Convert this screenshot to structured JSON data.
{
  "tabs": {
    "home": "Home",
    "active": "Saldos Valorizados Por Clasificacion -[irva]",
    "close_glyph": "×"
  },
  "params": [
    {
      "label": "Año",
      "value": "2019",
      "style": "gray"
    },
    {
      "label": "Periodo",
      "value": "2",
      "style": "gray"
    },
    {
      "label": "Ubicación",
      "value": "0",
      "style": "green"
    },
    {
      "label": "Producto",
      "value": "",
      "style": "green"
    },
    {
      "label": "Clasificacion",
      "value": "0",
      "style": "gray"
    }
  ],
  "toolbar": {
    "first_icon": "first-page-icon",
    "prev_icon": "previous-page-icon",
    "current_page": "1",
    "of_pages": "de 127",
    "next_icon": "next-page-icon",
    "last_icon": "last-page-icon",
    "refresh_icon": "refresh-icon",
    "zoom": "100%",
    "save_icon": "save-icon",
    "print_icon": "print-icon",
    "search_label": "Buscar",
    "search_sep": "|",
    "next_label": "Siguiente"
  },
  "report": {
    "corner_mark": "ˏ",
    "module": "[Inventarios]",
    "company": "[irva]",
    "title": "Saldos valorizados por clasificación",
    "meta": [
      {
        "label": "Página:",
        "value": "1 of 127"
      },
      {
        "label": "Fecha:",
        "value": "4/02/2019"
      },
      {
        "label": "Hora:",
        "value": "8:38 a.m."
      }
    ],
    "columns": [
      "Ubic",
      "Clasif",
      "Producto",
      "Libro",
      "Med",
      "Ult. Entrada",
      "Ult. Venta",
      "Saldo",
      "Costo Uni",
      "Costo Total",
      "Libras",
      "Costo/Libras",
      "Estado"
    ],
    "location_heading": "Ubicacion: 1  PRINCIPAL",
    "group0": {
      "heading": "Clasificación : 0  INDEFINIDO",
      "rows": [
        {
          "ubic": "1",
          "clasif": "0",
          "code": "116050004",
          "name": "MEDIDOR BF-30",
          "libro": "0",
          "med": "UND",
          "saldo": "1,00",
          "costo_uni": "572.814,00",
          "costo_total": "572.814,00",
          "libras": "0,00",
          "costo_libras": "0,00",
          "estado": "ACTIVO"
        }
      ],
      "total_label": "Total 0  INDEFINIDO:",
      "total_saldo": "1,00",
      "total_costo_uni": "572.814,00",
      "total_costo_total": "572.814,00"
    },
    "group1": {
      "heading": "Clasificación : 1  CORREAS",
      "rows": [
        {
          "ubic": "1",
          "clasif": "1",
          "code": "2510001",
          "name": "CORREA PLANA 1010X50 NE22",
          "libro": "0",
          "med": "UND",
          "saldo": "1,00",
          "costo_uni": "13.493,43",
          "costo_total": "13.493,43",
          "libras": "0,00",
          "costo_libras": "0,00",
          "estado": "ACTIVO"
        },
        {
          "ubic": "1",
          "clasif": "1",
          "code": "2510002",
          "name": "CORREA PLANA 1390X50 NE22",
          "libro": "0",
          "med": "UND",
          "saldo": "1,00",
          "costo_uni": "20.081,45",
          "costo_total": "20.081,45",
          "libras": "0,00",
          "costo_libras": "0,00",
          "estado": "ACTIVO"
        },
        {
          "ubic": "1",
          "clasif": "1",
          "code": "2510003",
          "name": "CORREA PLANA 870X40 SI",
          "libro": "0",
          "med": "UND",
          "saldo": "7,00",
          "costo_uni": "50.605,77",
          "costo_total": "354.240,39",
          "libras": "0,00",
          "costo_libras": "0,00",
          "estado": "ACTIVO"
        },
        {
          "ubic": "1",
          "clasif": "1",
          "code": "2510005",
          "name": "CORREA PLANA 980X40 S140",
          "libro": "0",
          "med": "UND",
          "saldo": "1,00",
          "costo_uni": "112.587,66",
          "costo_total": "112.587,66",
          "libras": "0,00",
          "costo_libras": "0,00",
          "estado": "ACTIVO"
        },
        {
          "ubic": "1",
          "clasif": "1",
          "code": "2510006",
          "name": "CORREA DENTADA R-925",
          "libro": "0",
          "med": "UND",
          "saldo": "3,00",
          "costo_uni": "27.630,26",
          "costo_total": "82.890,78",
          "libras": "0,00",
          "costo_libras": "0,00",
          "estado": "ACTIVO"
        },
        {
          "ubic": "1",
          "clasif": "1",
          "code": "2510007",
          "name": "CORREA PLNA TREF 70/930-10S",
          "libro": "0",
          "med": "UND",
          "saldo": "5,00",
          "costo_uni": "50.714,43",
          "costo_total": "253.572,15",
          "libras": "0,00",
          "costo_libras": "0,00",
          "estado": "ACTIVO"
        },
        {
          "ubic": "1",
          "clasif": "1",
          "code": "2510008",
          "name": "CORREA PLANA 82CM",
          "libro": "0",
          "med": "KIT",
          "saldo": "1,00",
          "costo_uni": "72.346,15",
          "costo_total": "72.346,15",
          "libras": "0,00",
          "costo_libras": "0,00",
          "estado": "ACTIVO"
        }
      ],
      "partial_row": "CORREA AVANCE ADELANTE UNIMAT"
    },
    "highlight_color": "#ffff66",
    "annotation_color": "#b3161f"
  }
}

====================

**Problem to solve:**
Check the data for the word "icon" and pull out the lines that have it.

**Result of the exercise:**
    "first_icon": "first-page-icon",
    "prev_icon": "previous-page-icon",
    "next_icon": "next-page-icon",
    "last_icon": "last-page-icon",
    "refresh_icon": "refresh-icon",
    "save_icon": "save-icon",
    "print_icon": "print-icon",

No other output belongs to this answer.